Wednesday, August 26, 2015

Dad gets 11 years for death of 5-week-old daughter (Vista, California)

Dad is identified as LEE TRAHAN.

Father gets 11 years in baby death case
Defendant, who said child's injury was accidental, faced 25 years to life in prison

By Dana Littlefield | 2:08 p.m. Aug. 18, 2015 | Updated, 4:13 p.m.

VISTA — A father convicted of manslaughter in the death of his infant daughter three years ago was sentenced Tuesday to 11 years in prison.

A jury found Lee Trahan, 28, of Escondido guilty in February of voluntary manslaughter and assault on a child for causing the injuries that killed daughter Willow in 2012. The panel acquitted him of a second-degree murder charge.

Trahan, a former Marine who was stationed at Marine Corps Air Station Miramar, contended in trial that he had accidentally banged Willow’s head against a door frame early one morning as he bent over to pick up a pacifier while holding his 5-week-old baby.

The District Attorney’s Office contended that Willow died as a result of abuse.

During the sentencing hearing Tuesday, attorneys on both sides of the case appeared to be operating under an understanding that Vista Superior Court Judge Harry Elias had only two options when it came to sentencing the defendant under the assault charge: probation or 25 years to life in prison.

Trahan’s lawyer, Brian J. White, argued that his client wasn’t someone who needed to be removed from society. Instead, he said, Trahan was a loving father with no previous criminal record, who had the strong support of his family.

“This is not somebody who’s dangerous,” White said.

Deputy District Attorney Michelle Ialeggio said she did not believe Trahan was “a monster,” and conceded that Trahan felt remorse over what happened to his daughter. But, the prosecutor said, evidence showed the baby was injured more than once while in her father’s care, and that the parents hesitated to seek immediate medical help on April 24, 2012, the day Trahan said he inadvertently hit the baby’s head.

#“He made the decision to sit there and wait until her body gave out…,” Ialeggio said.

Defense lawyers said the parents waited because Willow’s condition improved, but Ialeggio said it was because one of the baby’s injuries — a bruise or skin discoloration on her abdomen — had already drawn the attention of Child Protective Services earlier that month and they didn’t want to alert authorities again. The prosecutor said text messages exchanged between the couple support that contention.

Willow was rushed to a hospital three days after the door frame incident, after she stopped breathing. She died 10 days later.

The judge said it was the delay in seeking medical aid that helped him conclude that probation was inappropriate in this case, but a potential life sentence would be inappropriate as well.

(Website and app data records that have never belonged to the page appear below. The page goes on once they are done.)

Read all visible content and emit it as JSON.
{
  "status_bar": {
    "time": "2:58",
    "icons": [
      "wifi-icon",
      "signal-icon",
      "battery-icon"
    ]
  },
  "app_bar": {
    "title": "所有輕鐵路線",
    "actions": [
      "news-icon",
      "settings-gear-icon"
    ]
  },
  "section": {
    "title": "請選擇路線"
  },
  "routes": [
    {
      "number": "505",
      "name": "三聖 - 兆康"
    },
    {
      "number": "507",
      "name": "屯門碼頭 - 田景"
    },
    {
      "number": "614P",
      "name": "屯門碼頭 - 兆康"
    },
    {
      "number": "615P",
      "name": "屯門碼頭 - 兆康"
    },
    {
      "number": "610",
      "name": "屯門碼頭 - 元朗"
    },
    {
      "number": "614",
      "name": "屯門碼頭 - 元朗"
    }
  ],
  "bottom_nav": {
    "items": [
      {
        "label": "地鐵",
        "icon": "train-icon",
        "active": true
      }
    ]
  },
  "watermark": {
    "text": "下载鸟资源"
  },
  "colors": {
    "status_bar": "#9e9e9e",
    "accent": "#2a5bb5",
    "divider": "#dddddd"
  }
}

Acknowledging that the prosecution might challenge his decision on appeal, Elias chose to sentence Trahan to an 11-year term on the manslaughter charge, and grant probation for the assault. The probation term will expire when Trahan is released from prison on parole.

“Ethically, I believe I’m doing the right thing,” said the judge, who denied a defense motion for a new trial before ordering the sentence.

Trahan will have to serve 85 percent of his prison term. He has credit for more than three years in custody.

The prosecutor argued in trial that Trahan and his wife, Jessica, were overwhelmed by the demands of caring for Willow and her twin brother, who were born six weeks premature. Citing testimony from a deputy medical examiner, the prosecutor said the blunt-force injuries Willow suffered, including a skull fracture and bruising on the brain, were too severe to be accidental.

Jessica Trahan was convicted of misdemeanor child neglect for failing to seek medical attention for Willow right away. At a previous hearing, the judge placed her on probation for four years and ordered her to complete 200 hours of community service.

Outside the courtroom Tuesday, White said Trahan was a “devoted husband and father,” and that what happened to his family was a tragedy, but would never happen again.